What it means to be an undefined value in programming.
Image: by the author

The thought of dealing with the "null" construct within a computer program causes me intense physical pain. Should null appear unexpectedly during the course of software execution, it has the potential to royally fuck things up. An example might be, say, if a software or website user's name happened to be "Null." It happens and apparently doesn't make life too easy for those bearing said surname either.


A technology journalist named Christopher Null happens to have this misfortune, and, indeed, life as a Null isn't especially easy: The computing world would mostly like to think of Null (and the other Nulls of the world) as not really existing. This causes problems.

"But there's a dark side to being a Null, and you coders out there are way ahead of me on this," he writes this week for Wired. "For those of you unwise in the ways of programming, the problem is that 'null' is one of those famously 'reserved' text strings in many programming languages. Making matters worse is that software programs frequently use 'null' specifically to ensure that a data field is not empty, so it's often rejected as input in a web form."

We can imagine it going like this: A "Mr. Null" enters his last name into a login field on some website and clicks submit. The software will take "null" and assign it to a temporary container (a variable) as it packages up a request to send to some server (where the name and password will be checked against some records). Somewhere in the course of things, ideally before sending the request, the program needs to check to make sure the user actually put something into the login box and didn't just hit the submit button for an empty field. It might do this by checking for "null."

Within the PHP language, which is likely to be the thing validating a website form's input, there is a function known as "empty()." Simply put, a programmer gives empty() a variable, and the function returns a value of true or false, depending on if the variable is empty or not. To do this, it checks for a half dozen or so possibilities for the variable's value, including an empty string (""), a 0 (several variations of 0, actually, depending on the data type), a "false" value, and, finally, a null value. These things all mean that the variable does not have a value or that it has a value that is "undefined." Sort of the same thing.

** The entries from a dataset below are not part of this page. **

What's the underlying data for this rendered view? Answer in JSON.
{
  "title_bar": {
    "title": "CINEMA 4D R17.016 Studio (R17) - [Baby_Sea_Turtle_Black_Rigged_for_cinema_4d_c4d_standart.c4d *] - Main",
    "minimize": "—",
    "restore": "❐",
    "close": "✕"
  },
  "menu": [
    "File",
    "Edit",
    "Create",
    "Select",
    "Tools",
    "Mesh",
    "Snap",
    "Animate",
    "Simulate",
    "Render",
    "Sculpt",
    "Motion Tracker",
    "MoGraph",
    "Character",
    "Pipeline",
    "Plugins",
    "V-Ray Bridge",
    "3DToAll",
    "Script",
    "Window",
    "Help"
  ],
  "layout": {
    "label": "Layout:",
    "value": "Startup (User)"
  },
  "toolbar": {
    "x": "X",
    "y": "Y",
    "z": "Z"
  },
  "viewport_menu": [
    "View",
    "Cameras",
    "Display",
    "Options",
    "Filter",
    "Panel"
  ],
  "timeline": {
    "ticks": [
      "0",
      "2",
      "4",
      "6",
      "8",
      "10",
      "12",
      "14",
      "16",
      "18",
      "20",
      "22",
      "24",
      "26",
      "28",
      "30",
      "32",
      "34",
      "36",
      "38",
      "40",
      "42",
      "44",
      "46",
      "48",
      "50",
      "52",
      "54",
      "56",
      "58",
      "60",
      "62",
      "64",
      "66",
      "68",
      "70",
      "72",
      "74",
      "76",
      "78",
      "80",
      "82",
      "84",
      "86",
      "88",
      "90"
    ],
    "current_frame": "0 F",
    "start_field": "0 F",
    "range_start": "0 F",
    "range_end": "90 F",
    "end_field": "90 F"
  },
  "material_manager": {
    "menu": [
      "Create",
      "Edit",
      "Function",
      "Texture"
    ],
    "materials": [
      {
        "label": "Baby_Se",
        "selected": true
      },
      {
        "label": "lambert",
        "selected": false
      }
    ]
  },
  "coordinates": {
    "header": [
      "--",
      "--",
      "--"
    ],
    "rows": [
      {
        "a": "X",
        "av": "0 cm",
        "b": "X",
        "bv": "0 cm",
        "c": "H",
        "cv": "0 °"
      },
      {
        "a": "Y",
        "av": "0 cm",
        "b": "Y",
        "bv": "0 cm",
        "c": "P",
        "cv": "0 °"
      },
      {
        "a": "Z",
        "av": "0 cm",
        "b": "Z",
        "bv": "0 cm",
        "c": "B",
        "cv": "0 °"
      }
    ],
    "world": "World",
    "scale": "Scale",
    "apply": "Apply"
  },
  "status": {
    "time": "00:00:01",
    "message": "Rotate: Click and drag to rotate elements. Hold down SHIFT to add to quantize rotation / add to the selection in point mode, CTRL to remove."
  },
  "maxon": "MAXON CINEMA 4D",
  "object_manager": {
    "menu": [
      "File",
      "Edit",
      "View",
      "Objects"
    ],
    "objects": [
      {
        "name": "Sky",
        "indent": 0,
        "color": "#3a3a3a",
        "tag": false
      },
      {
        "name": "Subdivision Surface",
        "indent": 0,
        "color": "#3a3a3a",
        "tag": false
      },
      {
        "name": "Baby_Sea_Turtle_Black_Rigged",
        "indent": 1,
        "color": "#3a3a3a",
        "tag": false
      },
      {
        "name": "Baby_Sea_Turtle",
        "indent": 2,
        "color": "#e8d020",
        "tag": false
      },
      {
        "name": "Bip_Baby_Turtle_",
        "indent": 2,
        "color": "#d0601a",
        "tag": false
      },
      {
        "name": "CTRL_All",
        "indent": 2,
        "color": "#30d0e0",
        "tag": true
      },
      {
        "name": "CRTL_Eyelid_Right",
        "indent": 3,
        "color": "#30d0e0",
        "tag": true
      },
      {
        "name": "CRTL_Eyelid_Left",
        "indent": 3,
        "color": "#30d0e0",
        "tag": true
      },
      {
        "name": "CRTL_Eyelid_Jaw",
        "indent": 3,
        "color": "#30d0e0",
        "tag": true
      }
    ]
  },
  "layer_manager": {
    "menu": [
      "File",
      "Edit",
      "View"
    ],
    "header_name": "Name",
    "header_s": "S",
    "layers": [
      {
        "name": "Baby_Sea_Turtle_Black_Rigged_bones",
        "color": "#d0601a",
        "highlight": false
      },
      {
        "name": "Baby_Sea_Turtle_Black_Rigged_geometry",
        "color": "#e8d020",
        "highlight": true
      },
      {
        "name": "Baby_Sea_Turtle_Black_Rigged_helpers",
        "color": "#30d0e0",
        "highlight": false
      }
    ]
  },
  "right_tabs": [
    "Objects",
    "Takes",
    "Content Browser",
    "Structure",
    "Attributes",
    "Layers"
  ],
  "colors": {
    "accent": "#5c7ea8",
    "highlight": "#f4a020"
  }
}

Null has meaning—a whole lot of it, actually—but its whole purpose in life is to indicate no value.

So, Mr. Null may be prompted to re-enter his name because, to the program, he has not yet done so. This could happen in any number of situations because there are null checks buried in any number of programming frameworks and functions, sometimes quite deeply. (In programming, it's often the case that a programmer will be referencing chunks of code that have already been written and are just hanging out in a file somewhere and don't need to be worried about, usually.)

The problem is a bit more than syntactical. It's also philosophical. In programming, we're constantly creating variables, which can be viewed as names we associate with specific values. Or, rather, they can be viewed as names we intend to associate with specific values. Variables can be created without being assigned, which is really the whole point. The program's logic is agnostic about the ultimate values of its variables, so long as they fall within some prescribed ranges and types. They wouldn't be much use otherwise.

But this whole business of unassigned variables means that we need to always check to make sure that we're computing with real stuff and that the variables did eventually get some appropriate value, which is not always the case: bugs, bad data, dudes named Null, etc. So, we have to have a way of saying that a variable is not currently defined. Enter "null."

Null is clearly a value. It has meaning—a whole lot of it, actually—but its whole purpose in life is to indicate no value. Almost invariably, trying to pass a null value along to some unit of code as if it were something will return an error. This is the source of the aforementioned physical pain: null errors. At least Mr. Null doesn't have to debug himself.